■ **Exercise directions**
Which lines of the records below contain the word "screenshot"? Show each one.

Component data from apps and pages:

**********

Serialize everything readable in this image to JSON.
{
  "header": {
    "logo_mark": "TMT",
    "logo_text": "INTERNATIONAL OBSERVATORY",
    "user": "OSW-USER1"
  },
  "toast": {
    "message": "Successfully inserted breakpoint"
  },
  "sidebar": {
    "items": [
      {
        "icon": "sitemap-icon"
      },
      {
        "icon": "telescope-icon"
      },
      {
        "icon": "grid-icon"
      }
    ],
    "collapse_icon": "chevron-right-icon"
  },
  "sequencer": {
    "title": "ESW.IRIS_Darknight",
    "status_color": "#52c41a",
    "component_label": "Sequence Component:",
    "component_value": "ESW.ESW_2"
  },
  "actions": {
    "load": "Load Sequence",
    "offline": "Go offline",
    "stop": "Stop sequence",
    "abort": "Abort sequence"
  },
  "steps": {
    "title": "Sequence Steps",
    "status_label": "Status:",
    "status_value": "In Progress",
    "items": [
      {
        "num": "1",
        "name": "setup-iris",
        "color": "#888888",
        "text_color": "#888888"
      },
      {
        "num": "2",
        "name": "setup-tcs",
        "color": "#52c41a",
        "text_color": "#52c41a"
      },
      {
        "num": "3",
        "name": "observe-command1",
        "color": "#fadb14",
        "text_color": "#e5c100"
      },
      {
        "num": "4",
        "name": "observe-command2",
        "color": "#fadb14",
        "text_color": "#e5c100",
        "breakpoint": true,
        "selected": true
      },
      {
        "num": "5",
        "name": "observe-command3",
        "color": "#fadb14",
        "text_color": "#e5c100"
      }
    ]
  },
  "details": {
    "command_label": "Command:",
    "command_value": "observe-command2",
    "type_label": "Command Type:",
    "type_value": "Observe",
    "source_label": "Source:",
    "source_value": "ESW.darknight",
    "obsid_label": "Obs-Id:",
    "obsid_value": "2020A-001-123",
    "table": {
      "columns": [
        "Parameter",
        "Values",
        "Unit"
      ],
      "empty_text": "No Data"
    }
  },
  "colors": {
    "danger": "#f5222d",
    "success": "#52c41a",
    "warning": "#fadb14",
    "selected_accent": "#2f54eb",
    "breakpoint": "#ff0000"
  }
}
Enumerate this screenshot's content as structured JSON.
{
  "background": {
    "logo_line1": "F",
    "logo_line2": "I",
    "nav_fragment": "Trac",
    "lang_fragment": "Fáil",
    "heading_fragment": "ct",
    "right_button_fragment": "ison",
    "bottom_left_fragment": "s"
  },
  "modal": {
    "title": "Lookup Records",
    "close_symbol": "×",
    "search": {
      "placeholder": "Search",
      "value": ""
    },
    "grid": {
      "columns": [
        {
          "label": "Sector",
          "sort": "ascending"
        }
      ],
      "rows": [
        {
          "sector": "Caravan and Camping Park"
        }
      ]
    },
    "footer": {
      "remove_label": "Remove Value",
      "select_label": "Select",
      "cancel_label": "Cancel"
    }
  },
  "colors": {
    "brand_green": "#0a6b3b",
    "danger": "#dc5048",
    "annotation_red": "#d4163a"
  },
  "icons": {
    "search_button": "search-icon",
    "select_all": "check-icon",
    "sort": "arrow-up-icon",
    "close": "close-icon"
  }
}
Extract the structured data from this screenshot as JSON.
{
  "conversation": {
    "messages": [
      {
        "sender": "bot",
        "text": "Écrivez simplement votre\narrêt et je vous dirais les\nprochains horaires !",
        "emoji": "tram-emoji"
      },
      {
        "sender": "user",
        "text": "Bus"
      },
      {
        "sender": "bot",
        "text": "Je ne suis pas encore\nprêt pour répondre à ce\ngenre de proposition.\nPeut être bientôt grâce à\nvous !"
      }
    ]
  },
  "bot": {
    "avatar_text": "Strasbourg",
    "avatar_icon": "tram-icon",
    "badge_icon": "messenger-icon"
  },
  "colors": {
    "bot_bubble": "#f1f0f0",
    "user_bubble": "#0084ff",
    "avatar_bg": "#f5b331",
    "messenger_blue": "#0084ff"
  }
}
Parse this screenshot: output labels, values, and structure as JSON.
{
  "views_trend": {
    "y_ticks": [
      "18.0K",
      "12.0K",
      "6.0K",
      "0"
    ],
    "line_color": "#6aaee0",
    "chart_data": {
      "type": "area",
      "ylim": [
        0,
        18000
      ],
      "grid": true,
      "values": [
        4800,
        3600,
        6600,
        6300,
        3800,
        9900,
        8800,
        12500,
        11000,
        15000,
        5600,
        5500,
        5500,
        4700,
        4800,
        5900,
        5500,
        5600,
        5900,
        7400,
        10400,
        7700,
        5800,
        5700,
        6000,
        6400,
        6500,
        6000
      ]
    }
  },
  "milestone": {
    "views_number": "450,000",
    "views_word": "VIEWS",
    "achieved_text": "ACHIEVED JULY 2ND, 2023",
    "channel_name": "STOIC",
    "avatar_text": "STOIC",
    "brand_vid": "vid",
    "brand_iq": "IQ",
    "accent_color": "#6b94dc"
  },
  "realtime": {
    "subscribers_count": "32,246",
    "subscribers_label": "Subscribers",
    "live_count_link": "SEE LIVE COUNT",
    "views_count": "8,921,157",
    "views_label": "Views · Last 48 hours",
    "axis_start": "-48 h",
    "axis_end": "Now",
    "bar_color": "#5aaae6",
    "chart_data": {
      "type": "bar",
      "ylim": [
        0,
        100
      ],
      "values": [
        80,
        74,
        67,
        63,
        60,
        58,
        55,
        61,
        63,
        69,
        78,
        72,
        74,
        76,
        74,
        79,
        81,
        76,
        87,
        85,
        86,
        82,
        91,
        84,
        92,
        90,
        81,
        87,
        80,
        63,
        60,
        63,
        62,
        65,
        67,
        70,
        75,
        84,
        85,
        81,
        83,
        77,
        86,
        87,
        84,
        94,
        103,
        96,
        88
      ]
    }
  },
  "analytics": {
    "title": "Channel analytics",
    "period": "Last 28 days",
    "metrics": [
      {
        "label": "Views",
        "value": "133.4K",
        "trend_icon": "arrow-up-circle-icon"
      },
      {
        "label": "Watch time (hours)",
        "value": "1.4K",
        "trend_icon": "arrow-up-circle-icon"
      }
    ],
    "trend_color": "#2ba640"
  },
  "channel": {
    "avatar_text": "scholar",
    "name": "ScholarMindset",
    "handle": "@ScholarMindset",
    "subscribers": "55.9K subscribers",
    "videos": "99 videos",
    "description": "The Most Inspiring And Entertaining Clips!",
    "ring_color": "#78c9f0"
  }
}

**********

■ **Response area**
Enumerate this screenshot's content as structured JSON.
Extract the structured data from this screenshot as JSON.
Parse this screenshot: output labels, values, and structure as JSON.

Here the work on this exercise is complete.